    I am just sharing...cause I always did it by feel too, but once these things were explained to me, I feel like I can set any bass up to my liking, b/c I know approx what measurements work for my style, and it starts with a concrete range of measurements with the relief. (.014-.016")
  16. Brad Johnson

    Brad Johnson Supporting Member

    Mar 8, 2000
    Gaithersburg, Md

    Seriously, I've set everyone of my basses up for me. It takes very little time. I've never needed a straight edge or any measuring device to do it.

    I understand what you're saying and I hope you understand what I'm saying too. By adjusting my neck to a predetermined point (.014-.016"), do I then:

    - Leave it there, as it "should" be "perfect" or;

    - tweak it further to get exactly what "I" want?

    When I first receive a bass, if it does not feel exactly like I want, it takes me maybe ten minutes max to do every adjustment I'm likely to make. There's nothing wrong with anyone using a straight edge or whatever else they need to set the bass up. OTOH... I simply don't need it.

    Then again, who's to say I don't eyeball my necks to the same range you posted? Until I get a straight edge... I guess we'll never know;)

    For the record I've also seen luthiers sight necks and not use straight edges or rulers.

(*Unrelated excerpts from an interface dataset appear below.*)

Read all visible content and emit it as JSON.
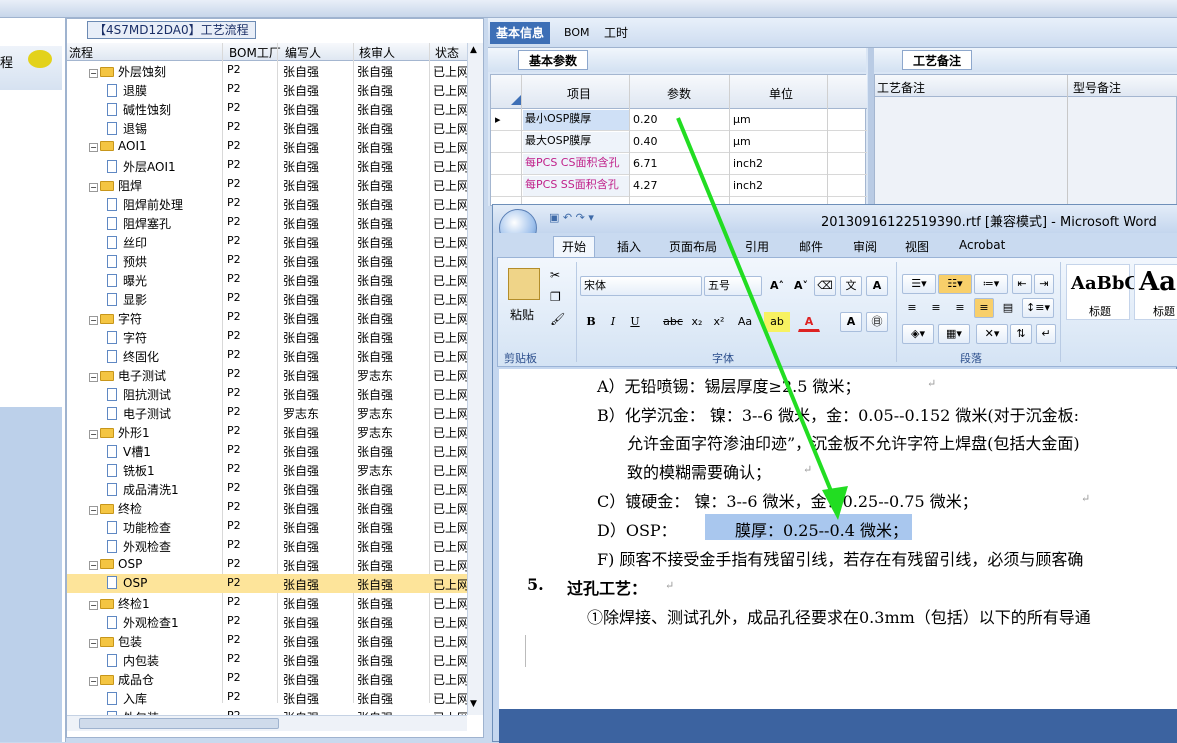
{
  "left_panel": {
    "partial_label": "程"
  },
  "tree": {
    "title": "【4S7MD12DA0】工艺流程",
    "columns": [
      "流程",
      "BOM工厂",
      "编写人",
      "核审人",
      "状态"
    ],
    "rows": [
      {
        "level": 1,
        "kind": "folder",
        "name": "外层蚀刻",
        "factory": "P2",
        "writer": "张自强",
        "reviewer": "张自强",
        "status": "已上网"
      },
      {
        "level": 2,
        "kind": "doc",
        "name": "退膜",
        "factory": "P2",
        "writer": "张自强",
        "reviewer": "张自强",
        "status": "已上网"
      },
      {
        "level": 2,
        "kind": "doc",
        "name": "碱性蚀刻",
        "factory": "P2",
        "writer": "张自强",
        "reviewer": "张自强",
        "status": "已上网"
      },
      {
        "level": 2,
        "kind": "doc",
        "name": "退锡",
        "factory": "P2",
        "writer": "张自强",
        "reviewer": "张自强",
        "status": "已上网"
      },
      {
        "level": 1,
        "kind": "folder",
        "name": "AOI1",
        "factory": "P2",
        "writer": "张自强",
        "reviewer": "张自强",
        "status": "已上网"
      },
      {
        "level": 2,
        "kind": "doc",
        "name": "外层AOI1",
        "factory": "P2",
        "writer": "张自强",
        "reviewer": "张自强",
        "status": "已上网"
      },
      {
        "level": 1,
        "kind": "folder",
        "name": "阻焊",
        "factory": "P2",
        "writer": "张自强",
        "reviewer": "张自强",
        "status": "已上网"
      },
      {
        "level": 2,
        "kind": "doc",
        "name": "阻焊前处理",
        "factory": "P2",
        "writer": "张自强",
        "reviewer": "张自强",
        "status": "已上网"
      },
      {
        "level": 2,
        "kind": "doc",
        "name": "阻焊塞孔",
        "factory": "P2",
        "writer": "张自强",
        "reviewer": "张自强",
        "status": "已上网"
      },
      {
        "level": 2,
        "kind": "doc",
        "name": "丝印",
        "factory": "P2",
        "writer": "张自强",
        "reviewer": "张自强",
        "status": "已上网"
      },
      {
        "level": 2,
        "kind": "doc",
        "name": "预烘",
        "factory": "P2",
        "writer": "张自强",
        "reviewer": "张自强",
        "status": "已上网"
      },
      {
        "level": 2,
        "kind": "doc",
        "name": "曝光",
        "factory": "P2",
        "writer": "张自强",
        "reviewer": "张自强",
        "status": "已上网"
      },
      {
        "level": 2,
        "kind": "doc",
        "name": "显影",
        "factory": "P2",
        "writer": "张自强",
        "reviewer": "张自强",
        "status": "已上网"
      },
      {
        "level": 1,
        "kind": "folder",
        "name": "字符",
        "factory": "P2",
        "writer": "张自强",
        "reviewer": "张自强",
        "status": "已上网"
      },
      {
        "level": 2,
        "kind": "doc",
        "name": "字符",
        "factory": "P2",
        "writer": "张自强",
        "reviewer": "张自强",
        "status": "已上网"
      },
      {
        "level": 2,
        "kind": "doc",
        "name": "终固化",
        "factory": "P2",
        "writer": "张自强",
        "reviewer": "张自强",
        "status": "已上网"
      },
      {
        "level": 1,
        "kind": "folder",
        "name": "电子测试",
        "factory": "P2",
        "writer": "张自强",
        "reviewer": "罗志东",
        "status": "已上网"
      },
      {
        "level": 2,
        "kind": "doc",
        "name": "阻抗测试",
        "factory": "P2",
        "writer": "张自强",
        "reviewer": "张自强",
        "status": "已上网"
      },
      {
        "level": 2,
        "kind": "doc",
        "name": "电子测试",
        "factory": "P2",
        "writer": "罗志东",
        "reviewer": "罗志东",
        "status": "已上网"
      },
      {
        "level": 1,
        "kind": "folder",
        "name": "外形1",
        "factory": "P2",
        "writer": "张自强",
        "reviewer": "罗志东",
        "status": "已上网"
      },
      {
        "level": 2,
        "kind": "doc",
        "name": "V槽1",
        "factory": "P2",
        "writer": "张自强",
        "reviewer": "张自强",
        "status": "已上网"
      },
      {
        "level": 2,
        "kind": "doc",
        "name": "铣板1",
        "factory": "P2",
        "writer": "张自强",
        "reviewer": "罗志东",
        "status": "已上网"
      },
      {
        "level": 2,
        "kind": "doc",
        "name": "成品清洗1",
        "factory": "P2",
        "writer": "张自强",
        "reviewer": "张自强",
        "status": "已上网"
      },
      {
        "level": 1,
        "kind": "folder",
        "name": "终检",
        "factory": "P2",
        "writer": "张自强",
        "reviewer": "张自强",
        "status": "已上网"
      },
      {
        "level": 2,
        "kind": "doc",
        "name": "功能检查",
        "factory": "P2",
        "writer": "张自强",
        "reviewer": "张自强",
        "status": "已上网"
      },
      {
        "level": 2,
        "kind": "doc",
        "name": "外观检查",
        "factory": "P2",
        "writer": "张自强",
        "reviewer": "张自强",
        "status": "已上网"
      },
      {
        "level": 1,
        "kind": "folder",
        "name": "OSP",
        "factory": "P2",
        "writer": "张自强",
        "reviewer": "张自强",
        "status": "已上网"
      },
      {
        "level": 2,
        "kind": "doc",
        "name": "OSP",
        "factory": "P2",
        "writer": "张自强",
        "reviewer": "张自强",
        "status": "已上网",
        "selected": true
      },
      {
        "level": 1,
        "kind": "folder",
        "name": "终检1",
        "factory": "P2",
        "writer": "张自强",
        "reviewer": "张自强",
        "status": "已上网"
      },
      {
        "level": 2,
        "kind": "doc",
        "name": "外观检查1",
        "factory": "P2",
        "writer": "张自强",
        "reviewer": "张自强",
        "status": "已上网"
      },
      {
        "level": 1,
        "kind": "folder",
        "name": "包装",
        "factory": "P2",
        "writer": "张自强",
        "reviewer": "张自强",
        "status": "已上网"
      },
      {
        "level": 2,
        "kind": "doc",
        "name": "内包装",
        "factory": "P2",
        "writer": "张自强",
        "reviewer": "张自强",
        "status": "已上网"
      },
      {
        "level": 1,
        "kind": "folder",
        "name": "成品仓",
        "factory": "P2",
        "writer": "张自强",
        "reviewer": "张自强",
        "status": "已上网"
      },
      {
        "level": 2,
        "kind": "doc",
        "name": "入库",
        "factory": "P2",
        "writer": "张自强",
        "reviewer": "张自强",
        "status": "已上网"
      },
      {
        "level": 2,
        "kind": "doc",
        "name": "外包装",
        "factory": "P2",
        "writer": "张自强",
        "reviewer": "张自强",
        "status": "已上网"
      }
    ]
  },
  "right_top": {
    "tabs": [
      "基本信息",
      "BOM",
      "工时"
    ],
    "active_tab": "基本信息",
    "basic_tab": "基本参数",
    "grid_columns": [
      "项目",
      "参数",
      "单位"
    ],
    "grid_rows": [
      {
        "item": "最小OSP膜厚",
        "value": "0.20",
        "unit": "μm",
        "pink": false
      },
      {
        "item": "最大OSP膜厚",
        "value": "0.40",
        "unit": "μm",
        "pink": false
      },
      {
        "item": "每PCS CS面积含孔",
        "value": "6.71",
        "unit": "inch2",
        "pink": true
      },
      {
        "item": "每PCS SS面积含孔",
        "value": "4.27",
        "unit": "inch2",
        "pink": true
      }
    ],
    "remark_tab": "工艺备注",
    "remark_columns": [
      "工艺备注",
      "型号备注"
    ]
  },
  "word": {
    "title": "20130916122519390.rtf [兼容模式] - Microsoft Word",
    "ribbon_tabs": [
      "开始",
      "插入",
      "页面布局",
      "引用",
      "邮件",
      "审阅",
      "视图",
      "Acrobat"
    ],
    "active_ribbon_tab": "开始",
    "paste_label": "粘贴",
    "font_name": "宋体",
    "font_size": "五号",
    "group_labels": {
      "clipboard": "剪贴板",
      "font": "字体",
      "paragraph": "段落"
    },
    "styles": [
      {
        "preview": "AaBbC",
        "label": "标题"
      },
      {
        "preview": "Aa",
        "label": "标题"
      }
    ],
    "doc_lines": [
      "A）无铅喷锡：锡层厚度≥2.5 微米；",
      "B）化学沉金：  镍：3--6 微米，金：0.05--0.152 微米(对于沉金板:",
      "允许金面字符渗油印迹”，沉金板不允许字符上焊盘(包括大金面)",
      "致的模糊需要确认；",
      "C）镀硬金：    镍：3--6 微米，金：0.25--0.75 微米；",
      "D）OSP：",
      "膜厚：0.25--0.4 微米；",
      "F) 顾客不接受金手指有残留引线，若存在有残留引线，必须与顾客确",
      "5.",
      "过孔工艺：",
      "①除焊接、测试孔外，成品孔径要求在0.3mm（包括）以下的所有导通"
    ]
  },
  "colors": {
    "arrow": "#22dd22",
    "selected_row": "#fde49a",
    "highlight": "#a9c7ee",
    "pink_text": "#c0218a"
  }
}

When you know what you're looking at (and for) it's pretty easy.

    I'll end by saying this. While some may actually feel there is a "perfect" relief, I think that perfect relief and perfect relief "for me" are not necessarily the same thing.

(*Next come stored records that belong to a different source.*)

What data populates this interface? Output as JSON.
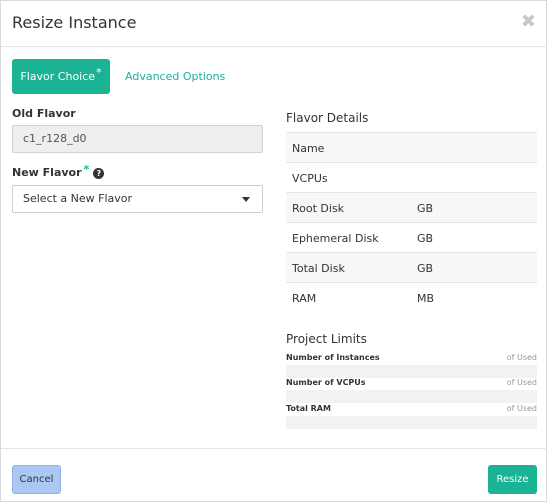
{
  "header": {
    "title": "Resize Instance",
    "close_glyph": "✖"
  },
  "tabs": [
    {
      "label": "Flavor Choice",
      "required": "*",
      "active": true
    },
    {
      "label": "Advanced Options",
      "active": false
    }
  ],
  "form": {
    "old_flavor_label": "Old Flavor",
    "old_flavor_value": "c1_r128_d0",
    "new_flavor_label": "New Flavor",
    "new_flavor_required": "*",
    "help_glyph": "?",
    "new_flavor_selected": "Select a New Flavor"
  },
  "details": {
    "title": "Flavor Details",
    "rows": [
      {
        "name": "Name",
        "value": ""
      },
      {
        "name": "VCPUs",
        "value": ""
      },
      {
        "name": "Root Disk",
        "value": "GB"
      },
      {
        "name": "Ephemeral Disk",
        "value": "GB"
      },
      {
        "name": "Total Disk",
        "value": "GB"
      },
      {
        "name": "RAM",
        "value": "MB"
      }
    ]
  },
  "limits": {
    "title": "Project Limits",
    "items": [
      {
        "name": "Number of Instances",
        "used": "of Used"
      },
      {
        "name": "Number of VCPUs",
        "used": "of Used"
      },
      {
        "name": "Total RAM",
        "used": "of Used"
      }
    ]
  },
  "footer": {
    "cancel_label": "Cancel",
    "resize_label": "Resize"
  },
  "colors": {
    "accent": "#1ab394",
    "cancel_bg": "#a9c9f4"
  }
}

    I think we just disagree.
  17. Well, there we have it. I make up for my lousy technique by setting up my bass incorrectly!

    Actually, I am perfectly able to control mwah! My point is that a bass has an essential character which depnds on set up and which will be different for different players. And my taste is for a bit more relief.
  18. pd_5string

    pd_5string Admin: Accnt Disabled

    Jan 23, 2002
    I bet you a steak dinner that you are a total pro at setting up a bass, and the spot at which you probably settle on is in the .014-.016" range :)

    I just like "knowing" that the bass is set up properly at a particular measurement, that way, if a fret buzzes, etc., I know it is a fret issue, and not a setup issue. It is nice to be able to eliminate causes, and when you set the relief at a proper measurement, and you have to then work on the frets, that is easier then setting the bass at a "feel" (which can change over time) and then having a bass worked on.

    If you had a problem with a fret (unless you know how to level and polish yourself) and you brought it to a luthier, the first thing he would do is measure and check relief, and go from there. It was here that I got "educated" by a very firm, yet understanding luthier about how to do setups, and how everything acts of one another...
  19. Brad Johnson

    Brad Johnson Supporting Member

    Mar 8, 2000
    Gaithersburg, Md
    Cool :cool: